In 1986, the Centre launched the Technology Mission on Oilseeds but it lost traction over the years and India’s import bill for edible oils continued to balloon. The BJP’s promise to re-launch the oilseeds mission is a welcome step as the import bill for edible oils is approximately $11 billion. A diversion of land from wheat and paddy production to edible oil seeds can reduce the burden of procurement and save foreign exchange. Processing and refining can also create rural jobs.
The promise to make crop insurance voluntary under the Pradhan PMFBY shows that the government realises that there are challenges in the scheme. PMFBY is enormously better than UPA’s crop insurance scheme-(MNAIS), which primarily aimed to keep the premium subsidy of the Centre and states at a low level. The Modi government reduced farmers’ premium to just 2 percent for Kharif crops and 1.5 percent for Rabi crops and provided insurance for the entire cost of cultivation. If crop insurance becomes optional, only those farmers who are in regions hit by calamities will insure. This will result in adverse selection and actuarial premiums will shoot up across India to unmanageable levels. This may well lead to the end of crop insurance in India.
The manifesto promises to expand the reach of PM-Kisaan to all farm households. According to the Agriculture Census, 2015-16, there were 14.6 crore operational holdings out of which 12.6 crore are small and marginal holdings. The promise of Rs 6,000 per year to all 14.6 crore farmers is neither desirable nor logical but it shows that at least for farmers, the idea of universal basic income has been accepted.

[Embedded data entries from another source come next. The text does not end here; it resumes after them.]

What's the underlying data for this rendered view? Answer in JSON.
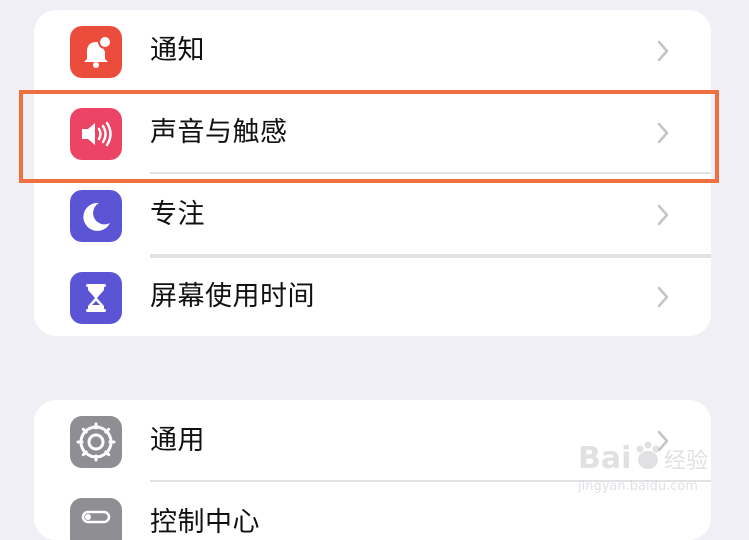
{
  "settings_group_1": [
    {
      "label": "通知",
      "icon": "bell-badge-icon",
      "color": "#ec4c3c"
    },
    {
      "label": "声音与触感",
      "icon": "speaker-wave-icon",
      "color": "#ec4465"
    },
    {
      "label": "专注",
      "icon": "moon-icon",
      "color": "#5b54d4"
    },
    {
      "label": "屏幕使用时间",
      "icon": "hourglass-icon",
      "color": "#5b54d4"
    }
  ],
  "settings_group_2": [
    {
      "label": "通用",
      "icon": "gear-icon",
      "color": "#8e8e93"
    },
    {
      "label": "控制中心",
      "icon": "control-center-icon",
      "color": "#8e8e93"
    }
  ],
  "highlight_color": "#ee7040",
  "watermark_text": "Bai 经验"
}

The average income of farmers (who are not small or medium) was Rs 1,76,400 per year, according to Nabard’s All India Rural Financial Inclusion Survey 2015-16. For them, the assistance of Rs 6,000 per year is just 3.4 percent of their income. It would have been better to increase the assistance for small and marginal farmers from Rs 6,000 to Rs 8,000 per year.
The BJP’s promise of pension for farmers sounds too good to be true. It will perhaps be a contributory pension scheme but small and marginal farmers have hardly any surplus and they may find even small contributions to be unaffordable.
The manifesto promises to bring additional 20 lakh hectares of hilly, tribal and rain-fed areas under organic farming. Linking of goshalas to the promotion of organic farming may improve the viability of both. The real challenge for organic farmers is marketing. Unless they get an additional price for organic produce, they are unlikely to continue as organic farmers.
The chapter on agriculture in the manifesto is aptly named as doubling farmers’ income, which has been the dominant theme since its announcement by the Prime Minister at Bareilly on February 28, 2016. In the first four years, the growth of gross value added (GVA) at basic prices from the “agriculture, forestry and fishing” was 2.9 percent. If the income of agricultural households has to be doubled by 2022, it will have to grow by 15 percent in the remaining years up to 2022.
The manifesto seems to ignore the daunting task ahead in achieving such a high growth rate in the run-up to 2022. If Skymet’s forecast of deficient monsoon this year comes true, the income of farmers may, in fact, go down.
It seems that both the BJP and Congress have accepted that it is not possible to deliver MSP to farmers of all crops. The manifestos, therefore, promises to enable market avenues for the realisation of the MSP.
Hit by the downturn in global prices, drought in 2014-15 and 2015-16, deficient rainfall in large parts of India in 2018-19 and lingering effect of demonetisation, farmers’ incomes have taken a hit in the last three years. If the promise to invest Rs 25 lakh crore is actually kept, Indian agriculture would be less affected by external shocks.Siraj Hussain is a Visiting Senior Fellow at ICRIER. He retired as Union Agriculture Secretary.